“We strive for a relationship with China but…”, EAM Jaishankar in Washington DC
29 September, 2022 | Pranay Lad
S. Jaishankar, the minister of external affairs, stated on Wednesday that India and China will continue to have a relationship based on “mutual” sensitivity, respect, and interest. Jais...
S. Jaishankar, the minister of external affairs, stated on Wednesday that India and China will continue to have a relationship based on “mutual” sensitivity, respect, and interest.
Jaishankar made the statements in response to a query on Beijing’s repeated assertions that relations between the two nations are “good”.
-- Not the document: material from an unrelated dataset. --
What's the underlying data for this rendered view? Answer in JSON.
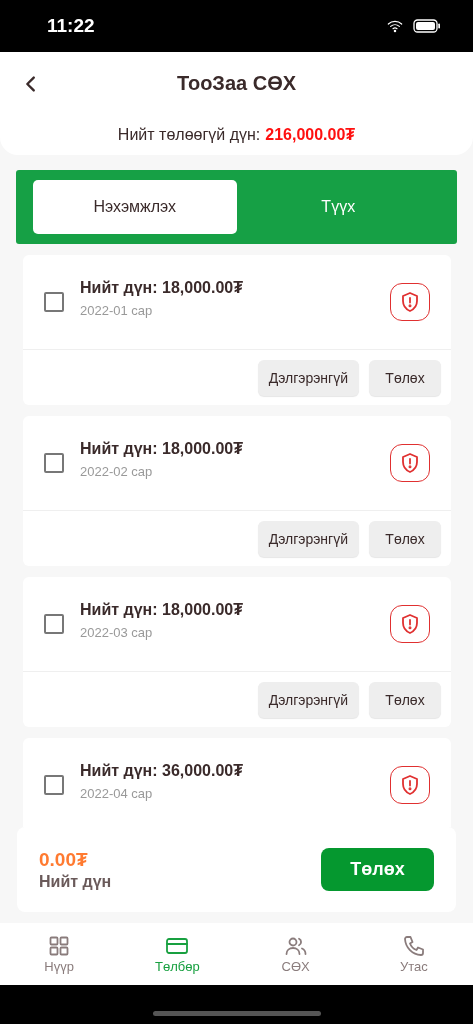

According to Sun Weidong, China’s ambassador to India, “the era of emergency reaction since the Galwan Valley incident has essentially come to an end, and the border situation is now reverting to routine administration and control.”
“In my opinion, what I’ve said is an appropriate policy evaluation of where things stand in our ties. In a press conference, Jaishankar firmly stated, “We continue to work toward a relationship with China, but one that is based on mutual sensitivity, shared respect, and mutual interest.
S. Jaishankar, who is now in Washington, D.C., after travelling to the US to attend the recently completed UN General Assembly, has met with his American counterpart, Antony Blinken, and other top Biden Administration officials.
The two sides have transitioned from the “emergency response” that followed the conflict in the Galwan Valley in June 2020 to “normalised management and control,” according to the Chinese ambassador to India, Sun Weidong, who also claimed that the situation on the India-China border is “overall stable.”
When asked what he thought of Weidong’s statement, Jaishankar replied, “I think if the spokesman of a foreign ministry were to say something, I would encourage you to see a remark from the spokesperson of the Foreign Ministry of the relevant nation.”
The Chinese claim that the overall relationship between India and China is normal is categorically refuted by Jaishankar’s words.
A few days prior, Jaishankar attacked China in his remarks at the UNSC session on Ukraine without specifically mentioning it. Jaishankar stated: “The battle against impunity is important to the greater quest of establishing peace and justice,” in relation to Beijing’s move to prevent the naming of terrorists. On this matter, the Security Council must convey a clear and unequivocal statement. Politics should never ever be used as a shield to avoid responsibility. not even to encourage impunity. Sadly, we have recently witnessed this in this very chamber when it comes to sanctioning some of the most feared terrorists in the world.
There was an “unease” when images of Jaishankar and his Chinese colleague Foreign Minister Wang Yi were taken at a BRICS gathering in New York last week, only one day after Jaishankar made his UNSC comment. The two foreign ministers did not have any bilateral meetings.
At the most recent Shanghai Cooperation Organization conference, Prime Minister Modi and Chinese President Xi Jinping had a similarly unpleasant encounter while posing for a group photo. There were no conversations between the two leaders.
Following more than two dozen rounds of diplomatic and military negotiations, India and China have removed their frontline soldiers from the two banks of Pangong Lake, Gogra, and Hot Springs.
However, there has been no forward movement on other friction points such as Demchok and Depsang.